An Express Article from the California Land Title Association
Two eminent domain initiatives appear to have gathered enough signatures to be placed before the voters in June of 2008.
One initiative is sponsored by the Howard Jarvis Taxpayers Association, the California Farm Bureau Federation, and the California Alliance to Protect Private Property Rights. It would prohibit government from taking property from unwilling sellers and giving it to other private owners. This practice has been criticized as motivated by government’s desire to increase property and sales tax revenue. The initiative essentially prohibits a public taking for a private use. It specifically protects places of worship, farms, homeowners and small businesses. Using eminent domain for a public purpose continues to be permitted and a public use is defined to mean use and ownership by a public agency or public utility. The initiative also limits governmental setting of rental rates upon a vacancy of a residential unit but does not affect current residents. The initiative does not contain any regulatory takings provisions.

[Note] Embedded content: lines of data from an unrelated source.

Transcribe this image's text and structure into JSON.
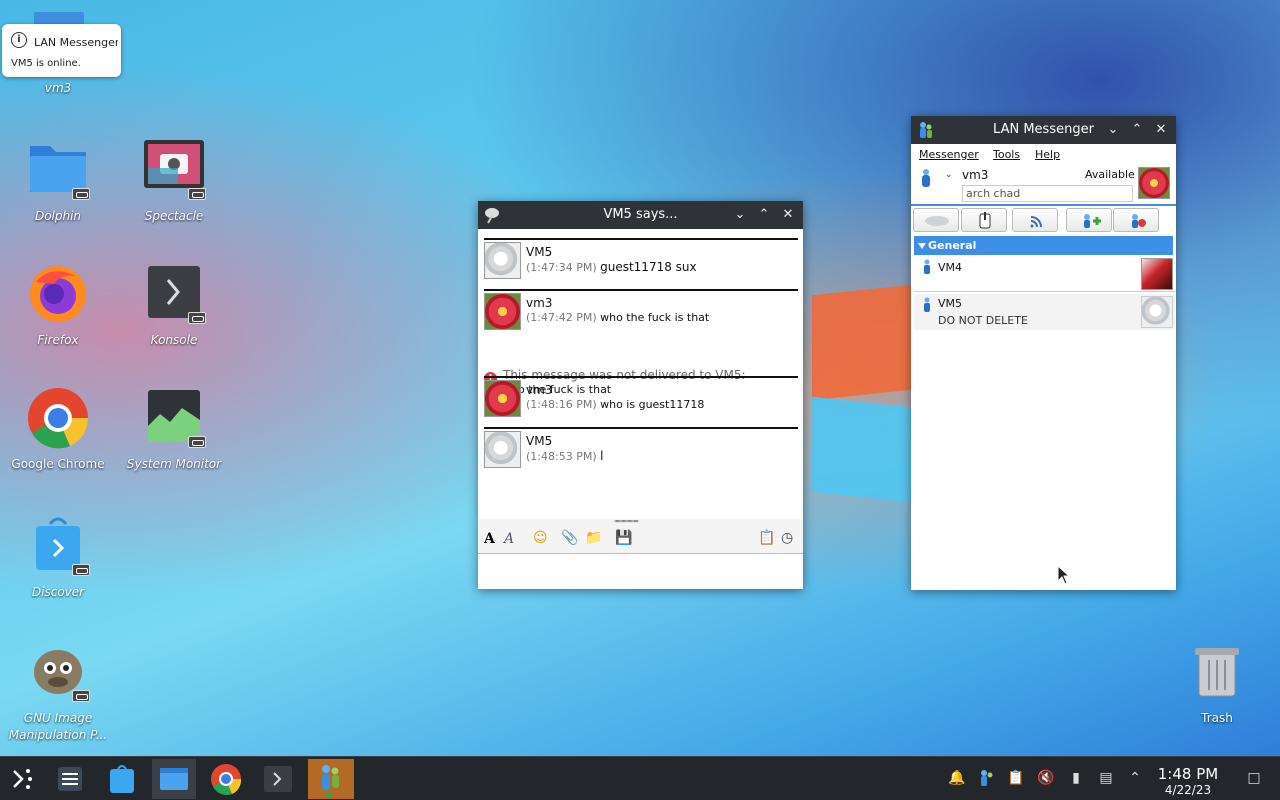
{
  "notification": {
    "title": "LAN Messenger",
    "body": "VM5 is online."
  },
  "desktop": {
    "icons": [
      {
        "label": "vm3"
      },
      {
        "label": "Dolphin"
      },
      {
        "label": "Spectacle"
      },
      {
        "label": "Firefox"
      },
      {
        "label": "Konsole"
      },
      {
        "label": "Google Chrome"
      },
      {
        "label": "System Monitor"
      },
      {
        "label": "Discover"
      },
      {
        "label": "GNU Image Manipulation P..."
      },
      {
        "label": "Trash"
      }
    ]
  },
  "chat": {
    "title": "VM5 says...",
    "messages": [
      {
        "name": "VM5",
        "time": "(1:47:34 PM)",
        "text": "guest11718 sux"
      },
      {
        "name": "vm3",
        "time": "(1:47:42 PM)",
        "text": "who the fuck is that"
      },
      {
        "name": "vm3",
        "time": "(1:48:16 PM)",
        "text": "who is guest11718"
      },
      {
        "name": "VM5",
        "time": "(1:48:53 PM)",
        "text": "l"
      }
    ],
    "warning": "This message was not delivered to VM5:",
    "warning_detail": "who the fuck is that",
    "handle": "''''''''''''''''''''",
    "input_value": ""
  },
  "messenger": {
    "title": "LAN Messenger",
    "menu": [
      "Messenger",
      "Tools",
      "Help"
    ],
    "user_name": "vm3",
    "status": "Available",
    "status_message": "arch chad",
    "group": "General",
    "contacts": [
      {
        "name": "VM4",
        "status": ""
      },
      {
        "name": "VM5",
        "status": "DO NOT DELETE"
      }
    ]
  },
  "taskbar": {
    "time": "1:48 PM",
    "date": "4/22/23"
  },
  "colors": {
    "accent": "#3d8ee6",
    "titlebar": "#2f3337",
    "taskbar": "#23262a",
    "error": "#e23b3b"
  }
}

The second initiative is sponsored by the League of California Cities, California State Association of Counties and the California Redevelopment Association. This initiative does not prevent takings of private property for use by other private owners except for owner-occupied homes that have been a primary residence for at least one year. The limitations on government are not likely to significantly alter current government land acquisition practices according to the non-partisan Legislative Analyst’s Office. There are also no limitations on government’s ability to set rental rates for residential real property. Like the competing initiative, this initiative also does not contain any regulatory taking provisions. However, this initiative does contain a so-called poison pill that would nullify the competing initiative if both are passed by the voters but this initiative receives more votes.

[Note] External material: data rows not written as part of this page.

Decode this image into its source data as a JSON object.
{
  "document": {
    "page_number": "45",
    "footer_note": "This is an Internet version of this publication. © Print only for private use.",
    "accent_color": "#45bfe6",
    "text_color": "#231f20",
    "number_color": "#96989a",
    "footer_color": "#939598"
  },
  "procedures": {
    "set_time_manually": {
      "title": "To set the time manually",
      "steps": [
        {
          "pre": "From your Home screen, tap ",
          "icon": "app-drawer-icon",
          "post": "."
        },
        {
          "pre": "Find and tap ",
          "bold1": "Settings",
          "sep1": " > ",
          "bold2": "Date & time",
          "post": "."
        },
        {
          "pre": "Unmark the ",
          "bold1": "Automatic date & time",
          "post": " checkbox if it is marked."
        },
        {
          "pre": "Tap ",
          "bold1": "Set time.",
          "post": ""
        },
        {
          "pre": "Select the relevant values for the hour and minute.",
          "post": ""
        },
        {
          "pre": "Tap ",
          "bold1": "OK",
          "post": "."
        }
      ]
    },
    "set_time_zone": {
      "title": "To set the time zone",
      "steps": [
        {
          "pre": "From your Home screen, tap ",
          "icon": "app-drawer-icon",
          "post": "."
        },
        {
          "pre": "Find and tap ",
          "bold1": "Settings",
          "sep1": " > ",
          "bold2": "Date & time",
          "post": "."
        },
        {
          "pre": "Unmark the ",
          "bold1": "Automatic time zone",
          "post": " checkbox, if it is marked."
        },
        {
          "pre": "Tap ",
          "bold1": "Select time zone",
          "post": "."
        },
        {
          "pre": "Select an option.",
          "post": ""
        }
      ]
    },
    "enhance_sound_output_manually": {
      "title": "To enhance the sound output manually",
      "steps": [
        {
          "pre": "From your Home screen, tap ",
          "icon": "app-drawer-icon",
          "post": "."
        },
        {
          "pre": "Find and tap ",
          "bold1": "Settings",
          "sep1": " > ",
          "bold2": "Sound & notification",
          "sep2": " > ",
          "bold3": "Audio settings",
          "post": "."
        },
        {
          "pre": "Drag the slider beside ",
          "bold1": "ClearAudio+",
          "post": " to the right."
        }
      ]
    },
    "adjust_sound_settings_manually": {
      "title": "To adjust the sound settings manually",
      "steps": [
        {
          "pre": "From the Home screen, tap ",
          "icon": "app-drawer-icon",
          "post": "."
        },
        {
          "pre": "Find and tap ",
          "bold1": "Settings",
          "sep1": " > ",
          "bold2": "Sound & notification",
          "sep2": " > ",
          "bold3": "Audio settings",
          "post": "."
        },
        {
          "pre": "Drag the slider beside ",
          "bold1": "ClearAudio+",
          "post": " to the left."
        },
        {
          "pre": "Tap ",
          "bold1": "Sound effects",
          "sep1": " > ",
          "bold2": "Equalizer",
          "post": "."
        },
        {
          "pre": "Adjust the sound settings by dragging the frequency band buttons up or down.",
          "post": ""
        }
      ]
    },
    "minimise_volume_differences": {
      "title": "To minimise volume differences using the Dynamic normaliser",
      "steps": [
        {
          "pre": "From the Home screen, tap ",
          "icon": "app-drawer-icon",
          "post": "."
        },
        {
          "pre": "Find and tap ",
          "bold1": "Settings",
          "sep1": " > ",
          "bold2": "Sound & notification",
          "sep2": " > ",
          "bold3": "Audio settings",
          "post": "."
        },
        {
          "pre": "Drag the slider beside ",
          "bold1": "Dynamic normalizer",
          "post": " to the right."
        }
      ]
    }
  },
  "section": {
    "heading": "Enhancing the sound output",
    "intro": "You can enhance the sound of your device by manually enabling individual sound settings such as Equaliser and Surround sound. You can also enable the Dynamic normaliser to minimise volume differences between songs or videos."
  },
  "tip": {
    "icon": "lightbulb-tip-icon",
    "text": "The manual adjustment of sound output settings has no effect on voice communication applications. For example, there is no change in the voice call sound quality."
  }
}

The regulatory takings issue was perceived to be a major reason for the defeat of Proposition 90 last year which was before the voters as a response to the “Kelo” decision of the United States Supreme Court. That decision allowed homes to be constitutionally taken for a private development.
Backers have spent millions of dollars to qualify both initiatives, with local governments funding their initiative with money that they have designated on reports filed with the Secretary of State as non-public funds.